Meningitis is a potentially life-threatening infection of the meninges, the brain linings that protect the brain and spinal cord. Most cases are caused by one of three bacteria, including Streptococcus strains.
However, fungal infections, viruses, autoimmune disorders, cancer, and parasites can also cause the condition. Serious inflammation puts pressure on the brain and spinal cord, causing the patient to fall into a coma. Vaccines can prevent most bacterial forms and some viral causes.
The viral and bacterial forms are particularly likely in children, but older adults can experience all the major forms of meningitis. While symptoms vary based on the age of the patient and the cause of the condition, some of the most common signs of a meningitis infection are:
Meningitis is most commonly caused by viral infections, but it can also be caused by bacterial and fungal infections. Drug allergies, inflammatory diseases, and certain types of cancer can also cause it. Viral meningitis is caused by enteroviruses (a group of viruses that show up in the late summer and early fall). Other viruses that can cause meningitis include the HIV virus, West Nile virus, mumps and herpes.

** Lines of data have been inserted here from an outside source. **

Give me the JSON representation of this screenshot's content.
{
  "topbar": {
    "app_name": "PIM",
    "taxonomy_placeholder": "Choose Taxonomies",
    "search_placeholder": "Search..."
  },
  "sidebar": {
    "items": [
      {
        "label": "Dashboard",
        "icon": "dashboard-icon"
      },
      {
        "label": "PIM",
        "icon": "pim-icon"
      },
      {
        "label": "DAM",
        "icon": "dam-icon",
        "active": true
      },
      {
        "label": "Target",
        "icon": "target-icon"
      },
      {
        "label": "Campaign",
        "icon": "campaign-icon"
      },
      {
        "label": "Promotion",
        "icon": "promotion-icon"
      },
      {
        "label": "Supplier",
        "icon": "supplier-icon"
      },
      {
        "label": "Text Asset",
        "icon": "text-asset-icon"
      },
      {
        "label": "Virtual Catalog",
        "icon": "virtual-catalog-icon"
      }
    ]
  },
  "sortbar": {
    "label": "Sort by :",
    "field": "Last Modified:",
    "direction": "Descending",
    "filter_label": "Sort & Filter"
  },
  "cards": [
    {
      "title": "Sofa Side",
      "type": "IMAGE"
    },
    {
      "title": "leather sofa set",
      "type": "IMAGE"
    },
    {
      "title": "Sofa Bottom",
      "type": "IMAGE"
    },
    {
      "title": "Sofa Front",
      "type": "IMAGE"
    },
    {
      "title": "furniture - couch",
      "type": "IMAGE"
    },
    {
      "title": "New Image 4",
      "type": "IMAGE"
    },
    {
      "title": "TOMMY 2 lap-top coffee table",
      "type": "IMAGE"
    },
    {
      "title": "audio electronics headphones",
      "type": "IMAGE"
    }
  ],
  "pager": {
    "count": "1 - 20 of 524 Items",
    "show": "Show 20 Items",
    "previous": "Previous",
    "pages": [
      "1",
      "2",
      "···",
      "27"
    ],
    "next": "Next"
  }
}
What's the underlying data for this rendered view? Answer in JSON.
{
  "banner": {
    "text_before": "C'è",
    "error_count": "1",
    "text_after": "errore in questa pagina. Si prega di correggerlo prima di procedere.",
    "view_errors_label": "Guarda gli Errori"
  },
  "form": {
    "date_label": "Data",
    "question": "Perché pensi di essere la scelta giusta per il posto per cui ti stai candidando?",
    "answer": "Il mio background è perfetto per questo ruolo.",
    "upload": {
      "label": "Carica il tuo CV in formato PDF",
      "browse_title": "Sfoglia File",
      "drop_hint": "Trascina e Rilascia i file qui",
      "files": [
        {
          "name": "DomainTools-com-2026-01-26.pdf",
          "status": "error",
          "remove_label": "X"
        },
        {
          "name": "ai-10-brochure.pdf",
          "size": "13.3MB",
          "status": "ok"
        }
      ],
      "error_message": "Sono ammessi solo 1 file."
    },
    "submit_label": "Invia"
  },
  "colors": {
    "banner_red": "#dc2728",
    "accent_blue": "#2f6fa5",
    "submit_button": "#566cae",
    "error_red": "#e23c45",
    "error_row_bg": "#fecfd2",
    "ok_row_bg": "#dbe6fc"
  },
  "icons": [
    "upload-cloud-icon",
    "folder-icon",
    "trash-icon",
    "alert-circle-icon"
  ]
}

Bacterial meningitis is caused by bacterial infections like Neisseria meningitidis – which is caused when meningococcus bacteria enter the bloodstream. This type of meningitis usually affects teenagers and young adults. Streptococcus pneumonia (pneumococcus), listeria monocytogenes (listeria) and haemophilus influenza (haemophilus) are other types of meningitis caused by the spread of bacteria.
Fungal meningitis is typically rare and affects people with weakened immune systems, such as people with AIDS.
For serious bacterial infections, immediate transfusions of strong antibiotics are essential to save the patient’s life. Fungal infections are treated similarly with different drugs, but viral infections must pass on their own.
Patients without complications usually recover from viral meningitis at home with over-the-counter medication to treat inflammation and pain. Babies and elderly adults need a doctor’s attention even if they’re getting better on their own. Supportive treatments like IV fluids, breathing lines, and heart monitors are used in severely ill patients to try to save their lives as the meningitis passes.
Preventing meningitis is as simple as practicing good hygiene and staying as healthy as possible. Don’t share things like lip balm, food, drinks, eating utensils, or toothbrushes with anyone. Washing your hands frequently – especially after using the bathroom and before eating – can help to prevent the spread of infectious germs and bacteria that lead to meningitis. After being in crowded public areas or after petting animals are also good times to make sure your hands are thoroughly cleaned and rinsed.
You can stay healthy by making sure you’re getting an adequate amount of rest each night, eating a healthy diet of whole grains, and fresh fruits and vegetables, and exercising habitually. Whenever you feel the urge to sneeze or cough, remember to cover your nose and mouth to prevent spreading anything to anyone around you.
Immunizations – such as the Haemophilus influenza b (Hib) vaccine – can also prevent meningitis. Other vaccinations available include the pneumococcal polysaccharide vaccine (PPSV23), the Meningococcal conjugate vaccine, and the pneumococcal conjugate vaccine (PCV13).